Pandas loc vs iloc, what's the difference?

What are loc and iloc in Pandas?

loc and iloc are data selection methods in the Python package, Pandas. They both allow the user to index and select data from a DataFrame, but go about it in slightly different ways. There is a common confusion amongst data scientists about when to use loc and when to use iloc, which derives from this similarity.

I hope to clear up some of this confusion in this post.

What does loc do in Pandas?

loc is a Pandas method for selecting data in a DataFrame based on the label of the row or column and uses the following syntax: DataFrame.loc[row, column]

Sounds simple enough right, well you're right. Let's look at an example to explain further.

Say you want to select the second column in your DataFrame, which is labelled 'Revenue', then you would use the label 'Revenue'. The same logic applies when selecting rows as well. If your rows have a label then you can select the rows based on this index label. It's important to remember that the label can be either a numerical value or a string, which in part is where some of the confusion between the two methods comes from.

Let us look at the above example coded out in Python:

import pandas as pd

df = pd.DataFrame(
        {
            "Name": ["David", "Jane", "Susan", "George"],
            "Revenue": [2000, 3000, 4000, 5000],
        },
        index=[100, 101, 102, 103],
    )

#Selecting the Revenue column, and all rows, using loc

df.loc[:,'Revenue']

#Selecting the 101 labelled index, and all columns, using loc

df.loc[101,:]

What does iloc do in Pandas?

iloc is a Pandas method for selecting data in a DataFrame based on the index of the row or column and uses the following syntax: DataFrame.iloc[row, column]

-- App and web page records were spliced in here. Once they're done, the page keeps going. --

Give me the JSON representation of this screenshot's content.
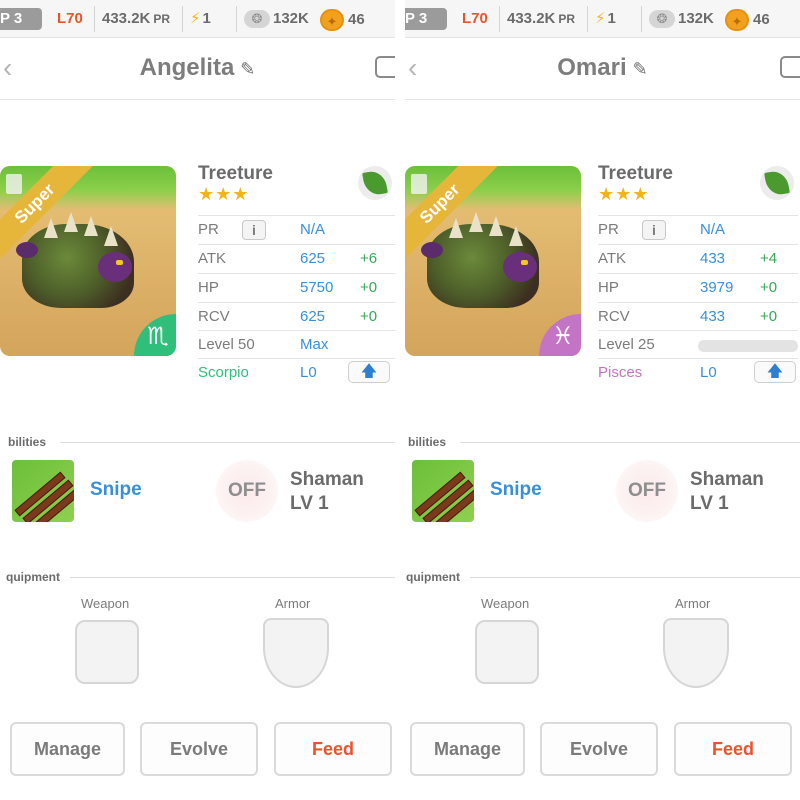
{
  "colors": {
    "level": "#e8542c",
    "stat_value": "#3a8fd8",
    "stat_bonus": "#3aa65a",
    "scorpio": "#2fbf7a",
    "pisces": "#c474c4",
    "feed": "#e8542c",
    "ribbon": "#e6b63b"
  },
  "panels": [
    {
      "status": {
        "vip": "P 3",
        "level": "L70",
        "pr": "433.2K",
        "pr_unit": "PR",
        "energy": "1",
        "energy_icon": "bolt-icon",
        "food": "132K",
        "food_icon": "paw-icon",
        "coins": "46",
        "coins_icon": "coin-icon"
      },
      "name": "Angelita",
      "monster": {
        "species": "Treeture",
        "stars": "★★★",
        "rarity": "Super",
        "element_icon": "leaf-icon",
        "zodiac_symbol": "♏",
        "zodiac_color": "#2fbf7a"
      },
      "stats": {
        "pr_label": "PR",
        "pr_info": "i",
        "pr_value": "N/A",
        "atk_label": "ATK",
        "atk_value": "625",
        "atk_bonus": "+6",
        "hp_label": "HP",
        "hp_value": "5750",
        "hp_bonus": "+0",
        "rcv_label": "RCV",
        "rcv_value": "625",
        "rcv_bonus": "+0",
        "level_label": "Level 50",
        "level_value": "Max",
        "zodiac_label": "Scorpio",
        "zodiac_level": "L0",
        "upgrade_icon": "up-arrow-icon"
      },
      "abilities": {
        "header": "bilities",
        "skill_name": "Snipe",
        "passive_state": "OFF",
        "passive_name": "Shaman",
        "passive_level": "LV 1"
      },
      "equipment": {
        "header": "quipment",
        "weapon_label": "Weapon",
        "armor_label": "Armor"
      },
      "buttons": {
        "manage": "Manage",
        "evolve": "Evolve",
        "feed": "Feed"
      }
    },
    {
      "status": {
        "vip": "P 3",
        "level": "L70",
        "pr": "433.2K",
        "pr_unit": "PR",
        "energy": "1",
        "energy_icon": "bolt-icon",
        "food": "132K",
        "food_icon": "paw-icon",
        "coins": "46",
        "coins_icon": "coin-icon"
      },
      "name": "Omari",
      "monster": {
        "species": "Treeture",
        "stars": "★★★",
        "rarity": "Super",
        "element_icon": "leaf-icon",
        "zodiac_symbol": "♓",
        "zodiac_color": "#c474c4"
      },
      "stats": {
        "pr_label": "PR",
        "pr_info": "i",
        "pr_value": "N/A",
        "atk_label": "ATK",
        "atk_value": "433",
        "atk_bonus": "+4",
        "hp_label": "HP",
        "hp_value": "3979",
        "hp_bonus": "+0",
        "rcv_label": "RCV",
        "rcv_value": "433",
        "rcv_bonus": "+0",
        "level_label": "Level 25",
        "xp_progress": 0,
        "zodiac_label": "Pisces",
        "zodiac_level": "L0",
        "upgrade_icon": "up-arrow-icon"
      },
      "abilities": {
        "header": "bilities",
        "skill_name": "Snipe",
        "passive_state": "OFF",
        "passive_name": "Shaman",
        "passive_level": "LV 1"
      },
      "equipment": {
        "header": "quipment",
        "weapon_label": "Weapon",
        "armor_label": "Armor"
      },
      "buttons": {
        "manage": "Manage",
        "evolve": "Evolve",
        "feed": "Feed"
      }
    }
  ]
}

Let's look at the above example again, but how it would work for iloc instead.

When using iloc you select using the index value instead of the label as with loc, this means that our column 'Revenue' will be selected using it's index position, which is 1. The same of course applies to selecting rows as well, where if we wanted to select the second row, we would use the index value, 1, and not it's label which in our case is 101. This can cause confusion when the labels are numerical, as in our example.

Again, let's look at this example using Python:

import pandas as pd

df = pd.DataFrame(
        {
            "Name": ["David", "Jane", "Susan", "George"],
            "Revenue": [2000, 3000, 4000, 5000],
        },
        index=[100, 101, 102, 103],
    )

#Selecting the Revenue column, and all rows, using iloc

df.iloc[:,1]

#Selecting the second row, and all columns, using iloc

df.iloc[1,:]

When should I use loc vs iloc?

As we have seen, loc and iloc have the same purpose but have a subtle difference in their approach. This subtle difference is easily remembered with the following phrase:

iloc for indexes, loc for labels

So...

loc vs iloc, when should you use them?

  • Use iloc when you want to select your rows and columns based on their index values
  • Use loc when you want to select your rows and columns based on their labels

If you're interested in learning more about how to work with data in Pandas, then these articles will be of interest:

Divide two columns in a DataFrame
One hot encoding vs label encoding
Set value for multiple rows in Pandas DataFrame

References

Pandas indexing and selecting data
iloc documentation
loc documentation

Stephen Allwright

Stephen Allwright

I'm a Data Scientist currently working for Oda, an online grocery retailer, in Oslo, Norway. These posts are my way of sharing some of the tips and tricks I've picked up along the way.
Oslo, Norway